"My general answer is yes," he said, "there's risk, of course, but you've mitigated most of it by getting those most vulnerable family members their vaccine. It's better if all family members are vaccinated, but if Grandma is - and everyone else is being careful and wearing masks - I think that's OK until everyone gets their vaccinations."
Returning to a semblance of pre-COVID normal might be taking longer than many Americans hoped, but, as more people see friends and family members getting inoculated, some sense that the overall trend is moving in a positive and hopeful direction.

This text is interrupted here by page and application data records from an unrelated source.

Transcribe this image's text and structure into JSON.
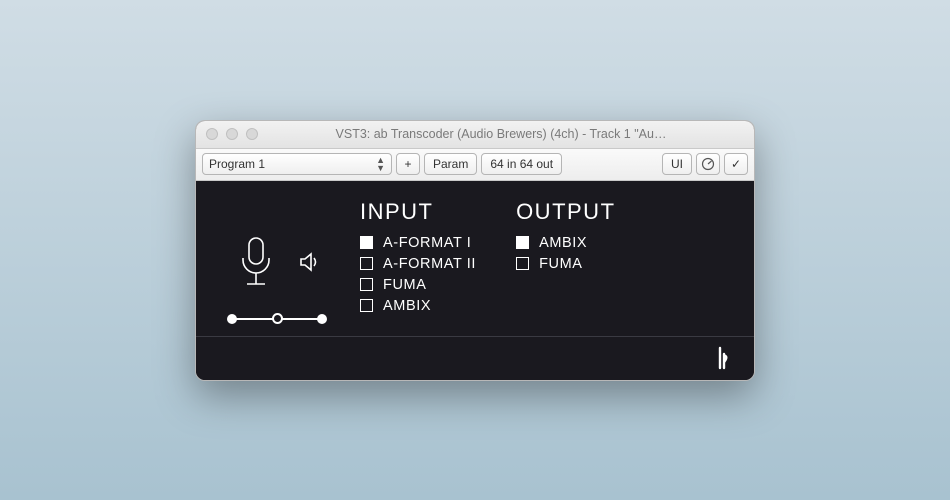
{
  "window": {
    "title": "VST3: ab Transcoder (Audio Brewers) (4ch) - Track 1 \"Au…"
  },
  "toolbar": {
    "program_label": "Program 1",
    "plus_label": "+",
    "param_label": "Param",
    "io_label": "64 in 64 out",
    "ui_label": "UI",
    "check_label": "✓"
  },
  "plugin": {
    "input_heading": "INPUT",
    "output_heading": "OUTPUT",
    "input_options": [
      {
        "label": "A-FORMAT I",
        "checked": true
      },
      {
        "label": "A-FORMAT II",
        "checked": false
      },
      {
        "label": "FUMA",
        "checked": false
      },
      {
        "label": "AMBIX",
        "checked": false
      }
    ],
    "output_options": [
      {
        "label": "AMBIX",
        "checked": true
      },
      {
        "label": "FUMA",
        "checked": false
      }
    ]
  },
  "icons": {
    "mic": "microphone-icon",
    "speaker": "speaker-icon",
    "knob": "knob-icon",
    "logo": "brand-logo-icon"
  }
}
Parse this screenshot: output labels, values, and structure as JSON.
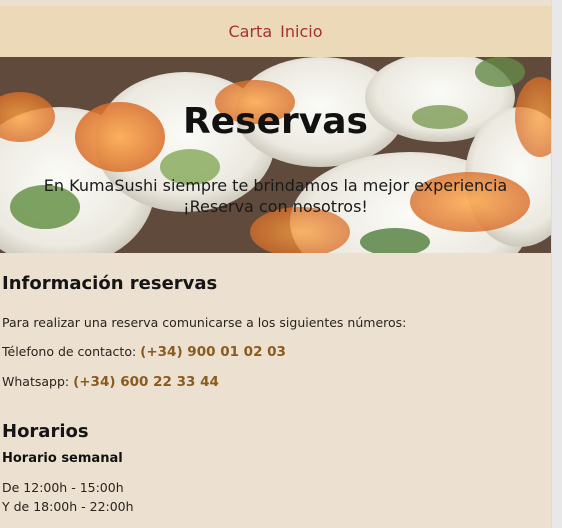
{
  "nav": {
    "items": [
      "Carta",
      "Inicio"
    ]
  },
  "hero": {
    "title": "Reservas",
    "subtitle_line1": "En KumaSushi siempre te brindamos la mejor experiencia",
    "subtitle_line2": "¡Reserva con nosotros!"
  },
  "info": {
    "heading": "Información reservas",
    "intro": "Para realizar una reserva comunicarse a los siguientes números:",
    "phone_label": "Télefono de contacto: ",
    "phone_value": "(+34) 900 01 02 03",
    "whatsapp_label": "Whatsapp: ",
    "whatsapp_value": "(+34) 600 22 33 44"
  },
  "schedule": {
    "heading": "Horarios",
    "subheading": "Horario semanal",
    "line1": "De 12:00h - 15:00h",
    "line2": "Y de 18:00h - 22:00h"
  },
  "colors": {
    "nav_link": "#a3342d",
    "phone": "#8a5a1e",
    "background": "#ece1d0",
    "nav_bg": "#ecd9b8"
  }
}
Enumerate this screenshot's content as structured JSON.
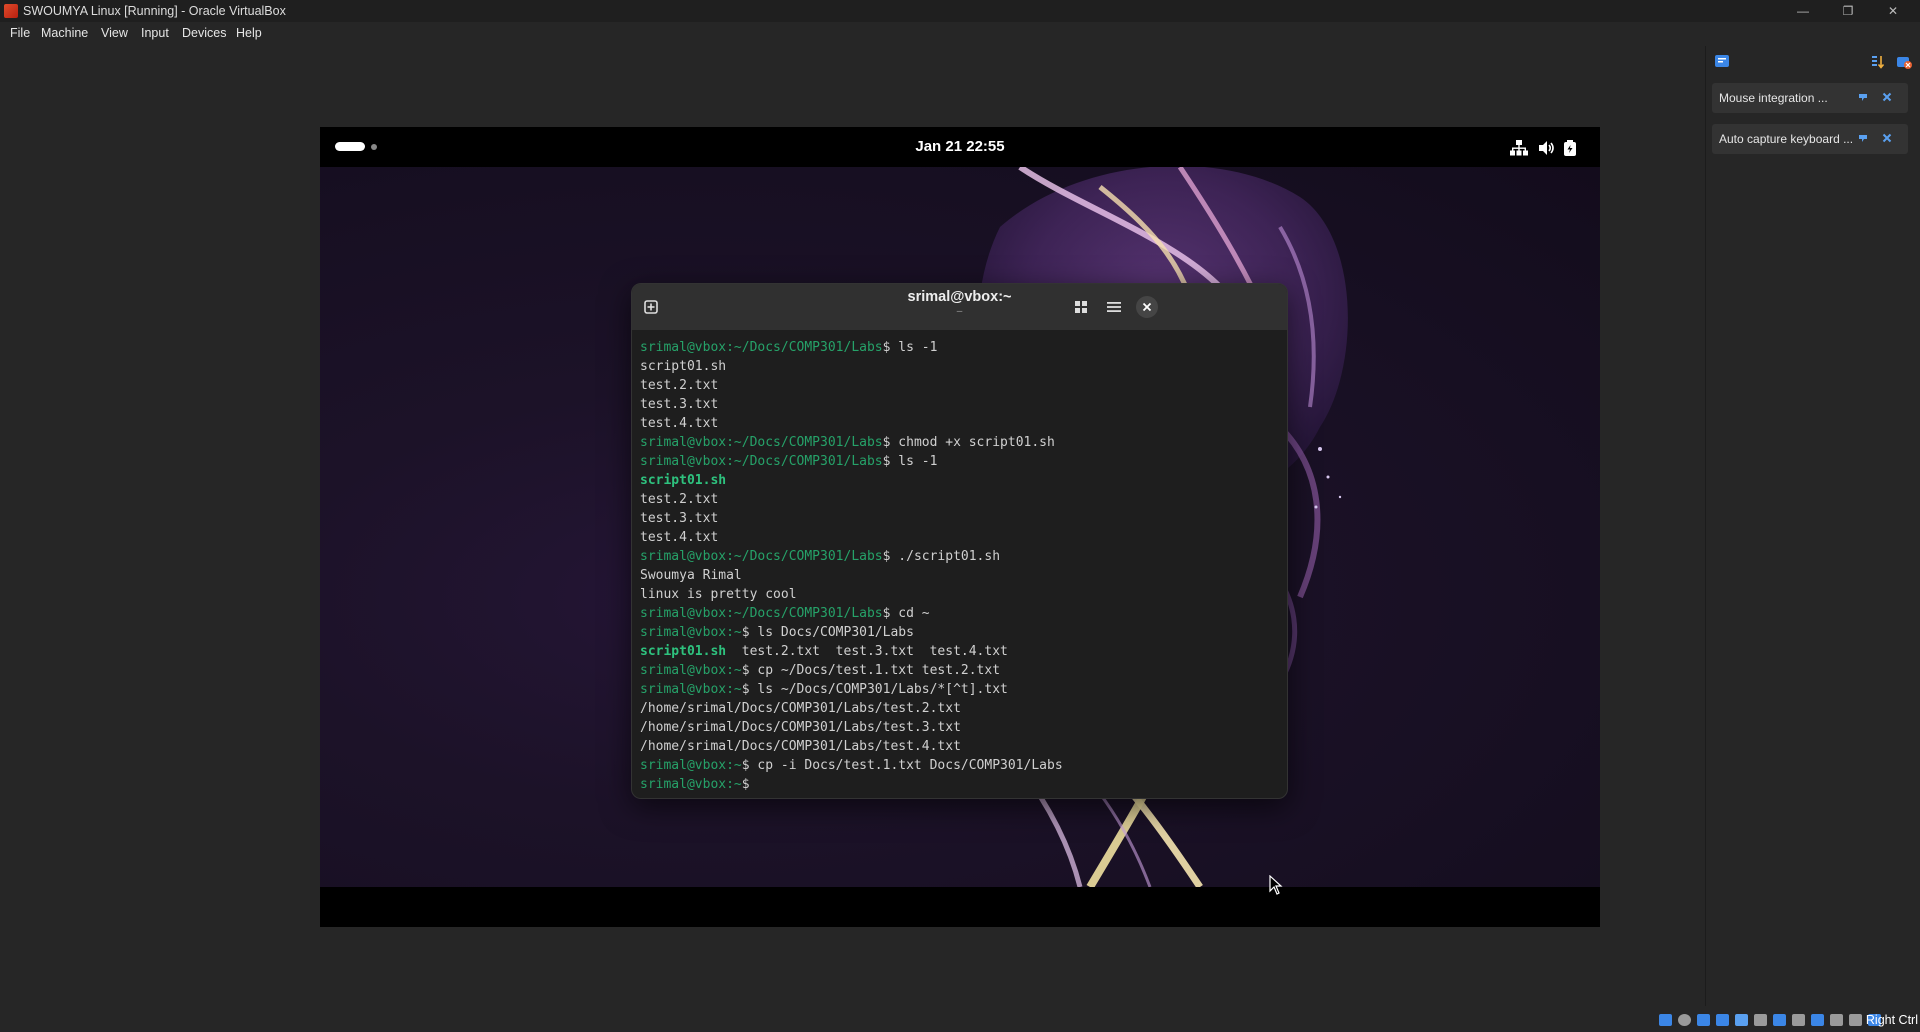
{
  "window": {
    "title": "SWOUMYA Linux [Running] - Oracle VirtualBox",
    "controls": [
      "minimize",
      "restore",
      "close"
    ]
  },
  "menu": [
    "File",
    "Machine",
    "View",
    "Input",
    "Devices",
    "Help"
  ],
  "gnome_bar": {
    "clock": "Jan 21  22:55",
    "tray_icons": [
      "network-icon",
      "volume-icon",
      "battery-icon"
    ]
  },
  "terminal": {
    "title": "srimal@vbox:~",
    "subtitle": "–",
    "lines": [
      [
        {
          "t": "srimal@vbox:~/Docs/COMP301/Labs",
          "c": "p"
        },
        {
          "t": "$ ls -1"
        }
      ],
      [
        {
          "t": "script01.sh"
        }
      ],
      [
        {
          "t": "test.2.txt"
        }
      ],
      [
        {
          "t": "test.3.txt"
        }
      ],
      [
        {
          "t": "test.4.txt"
        }
      ],
      [
        {
          "t": "srimal@vbox:~/Docs/COMP301/Labs",
          "c": "p"
        },
        {
          "t": "$ chmod +x script01.sh"
        }
      ],
      [
        {
          "t": "srimal@vbox:~/Docs/COMP301/Labs",
          "c": "p"
        },
        {
          "t": "$ ls -1"
        }
      ],
      [
        {
          "t": "script01.sh",
          "c": "x"
        }
      ],
      [
        {
          "t": "test.2.txt"
        }
      ],
      [
        {
          "t": "test.3.txt"
        }
      ],
      [
        {
          "t": "test.4.txt"
        }
      ],
      [
        {
          "t": "srimal@vbox:~/Docs/COMP301/Labs",
          "c": "p"
        },
        {
          "t": "$ ./script01.sh"
        }
      ],
      [
        {
          "t": "Swoumya Rimal"
        }
      ],
      [
        {
          "t": "linux is pretty cool"
        }
      ],
      [
        {
          "t": "srimal@vbox:~/Docs/COMP301/Labs",
          "c": "p"
        },
        {
          "t": "$ cd ~"
        }
      ],
      [
        {
          "t": "srimal@vbox:~",
          "c": "p"
        },
        {
          "t": "$ ls Docs/COMP301/Labs"
        }
      ],
      [
        {
          "t": "script01.sh",
          "c": "x"
        },
        {
          "t": "  test.2.txt  test.3.txt  test.4.txt"
        }
      ],
      [
        {
          "t": "srimal@vbox:~",
          "c": "p"
        },
        {
          "t": "$ cp ~/Docs/test.1.txt test.2.txt"
        }
      ],
      [
        {
          "t": "srimal@vbox:~",
          "c": "p"
        },
        {
          "t": "$ ls ~/Docs/COMP301/Labs/*[^t].txt"
        }
      ],
      [
        {
          "t": "/home/srimal/Docs/COMP301/Labs/test.2.txt"
        }
      ],
      [
        {
          "t": "/home/srimal/Docs/COMP301/Labs/test.3.txt"
        }
      ],
      [
        {
          "t": "/home/srimal/Docs/COMP301/Labs/test.4.txt"
        }
      ],
      [
        {
          "t": "srimal@vbox:~",
          "c": "p"
        },
        {
          "t": "$ cp -i Docs/test.1.txt Docs/COMP301/Labs"
        }
      ],
      [
        {
          "t": "srimal@vbox:~",
          "c": "p"
        },
        {
          "t": "$ "
        }
      ]
    ]
  },
  "notifications": [
    {
      "text": "Mouse integration ..."
    },
    {
      "text": "Auto capture keyboard ..."
    }
  ],
  "statusbar": {
    "host_key": "Right Ctrl",
    "icons": [
      "hard-disk-icon",
      "optical-drive-icon",
      "audio-icon",
      "network-status-icon",
      "usb-icon",
      "shared-folders-icon",
      "display-icon",
      "video-capture-icon",
      "recording-icon",
      "cpu-icon",
      "mouse-capture-icon",
      "keyboard-capture-icon"
    ]
  },
  "colors": {
    "prompt_green": "#26a269",
    "exec_green": "#2ec27e",
    "terminal_bg": "#1e1e1e",
    "header_bg": "#303030"
  }
}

"Little things are changing," said Susan Graber, a music teacher from Huntington, New York, who recently received her second vaccination dose. "A student sneezed in my direction and I was able to not have a mini panic attack. That was nice. I even went to the mall. I wore my mask, of course, but I was there and it felt nice."
Hanna Bridges-Curry is a nursing student in New Orleans. Despite having received her vaccine, she and her fiance recently made the decision to postpone their November wedding because they weren't sure if it would be safe to have a larger group together by then.
"That was disappointing, obviously," she said, "but on the positive side I'm happy to no longer be in fear that I'm bringing the virus home from the hospital, and I'm hopeful I'll be able to meet my 3-month-old nephew for the first time soon. So, things are getting better."
That's true for Ally Dever, as well, whose parents will be receiving their second vaccination dose this Wednesday in Oklahoma City. That's another big step closer to that hug she wants so badly.
But she said she's not ready to start dancing in the streets just yet.
"Not until all those I care about have their vaccinations, as well," she said. "I'm happy - but it's a tempered happiness for now."